Helen Kwalwasser, 89, of Center City, a violin professor at Temple University for nearly 50 years and a much-admired chamber musician and soloist in Philadelphia and New York City, died Monday, May 22, at her home.
She was "a beautiful person, an extraordinary musician, and an iconic figure in the music world," said violinist Sarah Chang, who would sometimes go to Ms. Kwalwasser's apartment to try out new repertoire before playing it in public. "She had the biggest heart, was endlessly generous with her love and time for her students, and I will forever be grateful to have worked with her."
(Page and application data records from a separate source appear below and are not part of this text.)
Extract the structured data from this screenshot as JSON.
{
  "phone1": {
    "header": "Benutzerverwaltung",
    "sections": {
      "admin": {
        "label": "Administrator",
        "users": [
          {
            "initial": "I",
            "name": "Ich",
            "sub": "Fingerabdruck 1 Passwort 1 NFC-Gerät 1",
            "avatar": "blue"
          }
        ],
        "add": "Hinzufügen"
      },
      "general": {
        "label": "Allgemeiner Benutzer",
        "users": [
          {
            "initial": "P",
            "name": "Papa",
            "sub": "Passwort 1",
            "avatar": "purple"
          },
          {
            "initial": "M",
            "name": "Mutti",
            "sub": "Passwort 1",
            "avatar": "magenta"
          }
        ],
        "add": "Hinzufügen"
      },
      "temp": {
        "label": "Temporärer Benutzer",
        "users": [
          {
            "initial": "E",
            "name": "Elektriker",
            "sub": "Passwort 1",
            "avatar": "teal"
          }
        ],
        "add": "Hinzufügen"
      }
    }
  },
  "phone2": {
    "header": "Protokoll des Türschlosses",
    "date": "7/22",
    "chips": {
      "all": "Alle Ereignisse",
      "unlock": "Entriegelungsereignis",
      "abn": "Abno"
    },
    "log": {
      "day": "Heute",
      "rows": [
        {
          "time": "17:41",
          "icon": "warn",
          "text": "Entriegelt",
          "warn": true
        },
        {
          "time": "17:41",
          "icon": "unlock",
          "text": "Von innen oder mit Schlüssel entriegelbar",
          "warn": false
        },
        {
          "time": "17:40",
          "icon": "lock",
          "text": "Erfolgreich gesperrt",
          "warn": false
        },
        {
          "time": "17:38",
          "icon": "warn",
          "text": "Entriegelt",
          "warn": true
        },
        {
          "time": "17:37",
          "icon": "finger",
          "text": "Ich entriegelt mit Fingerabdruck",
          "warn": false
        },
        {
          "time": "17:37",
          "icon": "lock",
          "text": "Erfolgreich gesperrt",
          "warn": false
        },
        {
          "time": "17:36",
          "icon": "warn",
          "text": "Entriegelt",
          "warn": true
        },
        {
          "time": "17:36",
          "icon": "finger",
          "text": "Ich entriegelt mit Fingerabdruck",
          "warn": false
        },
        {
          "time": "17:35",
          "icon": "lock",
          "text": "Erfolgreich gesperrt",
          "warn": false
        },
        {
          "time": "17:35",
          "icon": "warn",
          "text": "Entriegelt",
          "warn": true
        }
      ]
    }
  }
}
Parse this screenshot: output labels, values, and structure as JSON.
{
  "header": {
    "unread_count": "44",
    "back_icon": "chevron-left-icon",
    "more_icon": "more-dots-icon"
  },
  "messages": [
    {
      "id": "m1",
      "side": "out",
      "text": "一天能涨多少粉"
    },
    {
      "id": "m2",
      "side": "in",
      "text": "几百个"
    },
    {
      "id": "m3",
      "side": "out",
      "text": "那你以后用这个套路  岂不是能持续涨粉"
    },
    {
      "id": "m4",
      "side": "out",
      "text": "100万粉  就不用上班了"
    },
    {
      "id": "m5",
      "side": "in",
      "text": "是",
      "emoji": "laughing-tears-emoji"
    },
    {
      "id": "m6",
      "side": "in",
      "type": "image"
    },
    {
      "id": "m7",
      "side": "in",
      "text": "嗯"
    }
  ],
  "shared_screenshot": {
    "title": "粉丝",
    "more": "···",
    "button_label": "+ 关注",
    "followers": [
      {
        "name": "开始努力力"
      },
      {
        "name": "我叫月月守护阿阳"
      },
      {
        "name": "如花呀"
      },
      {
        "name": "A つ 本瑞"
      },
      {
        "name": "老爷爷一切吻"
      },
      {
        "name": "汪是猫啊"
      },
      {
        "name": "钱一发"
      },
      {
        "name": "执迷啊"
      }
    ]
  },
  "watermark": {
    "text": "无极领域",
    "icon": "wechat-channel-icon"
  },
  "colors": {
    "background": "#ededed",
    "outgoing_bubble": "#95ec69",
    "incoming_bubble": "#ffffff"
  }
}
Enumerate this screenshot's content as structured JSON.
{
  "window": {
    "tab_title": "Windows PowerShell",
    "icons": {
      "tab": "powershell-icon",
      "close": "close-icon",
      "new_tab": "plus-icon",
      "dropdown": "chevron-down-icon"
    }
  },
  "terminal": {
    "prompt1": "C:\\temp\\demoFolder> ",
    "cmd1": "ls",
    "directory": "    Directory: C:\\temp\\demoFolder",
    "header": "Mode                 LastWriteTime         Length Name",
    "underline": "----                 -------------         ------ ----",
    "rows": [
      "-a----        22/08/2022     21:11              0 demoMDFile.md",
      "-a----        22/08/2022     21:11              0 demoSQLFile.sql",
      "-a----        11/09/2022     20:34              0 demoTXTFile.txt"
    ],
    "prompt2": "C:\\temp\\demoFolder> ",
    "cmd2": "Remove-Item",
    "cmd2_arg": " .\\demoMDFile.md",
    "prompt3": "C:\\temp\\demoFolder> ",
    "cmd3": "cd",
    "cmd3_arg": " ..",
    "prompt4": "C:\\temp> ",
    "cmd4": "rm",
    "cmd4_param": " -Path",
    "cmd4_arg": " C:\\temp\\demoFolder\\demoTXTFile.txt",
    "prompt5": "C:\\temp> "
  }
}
Ms. Kwalwasser was one-half of a musical team that cut a big figure at Temple. Her husband, Harvey Wedeen, head of the piano department, came to the school in the mid-1960s, and she joined him — first as an adjunct and then, beginning in 1970, as violin professor, chair of the string department, and chamber music teacher. She retired in 2015.
Born in Syracuse, N.Y., Ms. Kwalwasser was the daughter of pioneering musical psychologist Jacob Kwalwasser, and was playing violin by age 4. She studied with revered figures. At 11, she entered the Curtis Institute of Music as a student of Efrem Zimbalist, and after a year moved to the Juilliard School, where her mentor became Ivan Galamian.
"I was one of Galamian's first pupils in this country," she told the Inquirer in 1986. She not only studied with him; she moved in with him, along with a few other students. "He was a father to me besides being my teacher, saw to my schooling, eating, helped me pick out clothes. He was really rather wonderful."
Ms. Kwalwasser gave her Town Hall debut in 1947, at age 19, and the New York Times was full of praise. "Her playing was marked by clean, pleasant, flowing tone, good intonation and a variety of shading. It was not fiery, but there was emotional expressiveness in everything she did," wrote a critic.
In fact, colleagues said, that was very much her musical philosophy. "She hated flash for flash's sake," said violinist Charles Parker Jr., who worked closely with Ms. Kwalwasser in Philadelphia stewarding the Davidsbund Chamber Players. "She rarely would even teach Paganini, unless a student needed a caprice for an audition. She also very much disliked performers who could play something faster and cleaner. She would say, 'Why? What's the big deal?'"
Yet emotion was an important element. "She realized at an early age that she knew how to make people cry," said Parker. "When she played a second movement, people would be wiping tears away at the end. She was so connected to what she was doing, and that to me is such a rare talent."
Ms. Kwalwasser was a visible presence in Philadelphia and New York for decades, performing with the New York Chamber Soloists, and touring the United States with the Temple Trio. She was concertmistress with the Pennsylvania Ballet orchestra, and played with the Bethlehem Bach Festival and the Casals Festival Orchestra in Puerto Rico.
And she educated several generations of students. "There was no such thing as a one-hour lesson with her — they went as long as they had to go," said Jeffrey Cornelius, retired dean of Temple's Boyer College of Music.
She was married to Wedeen for 57 years, until his death in 2015. Both were recognized with Temple's Great Teacher Award: he in 1996, she in 2008.
Ms. Kwalwasser taught at Temple's prep division, where a very young Chang was a student, and although she was not Chang's teacher there, Chang would sometimes play for her. The star violinist remembers the last time she saw Ms. Kwalwasser — at the airport in Los Angeles, where the elder violinist didn't pass up the chance to give a quick lesson: "She yelled out, 'Sarah, is that you? Where are you going?' And then as we hugged, she scolded me gently, saying, 'If you lug your violin on a single shoulder strap like that all the time, you'll bust your shoulder. Go get two straps and hold it like a backpack.'"
Ms. Kwalwasser is survived by daughters Lisa and Laura Wedeen, and three grandchildren.
A memorial event is tentatively scheduled for 2:30 p.m. Sunday, Oct. 22, at Rock Hall on the Temple campus.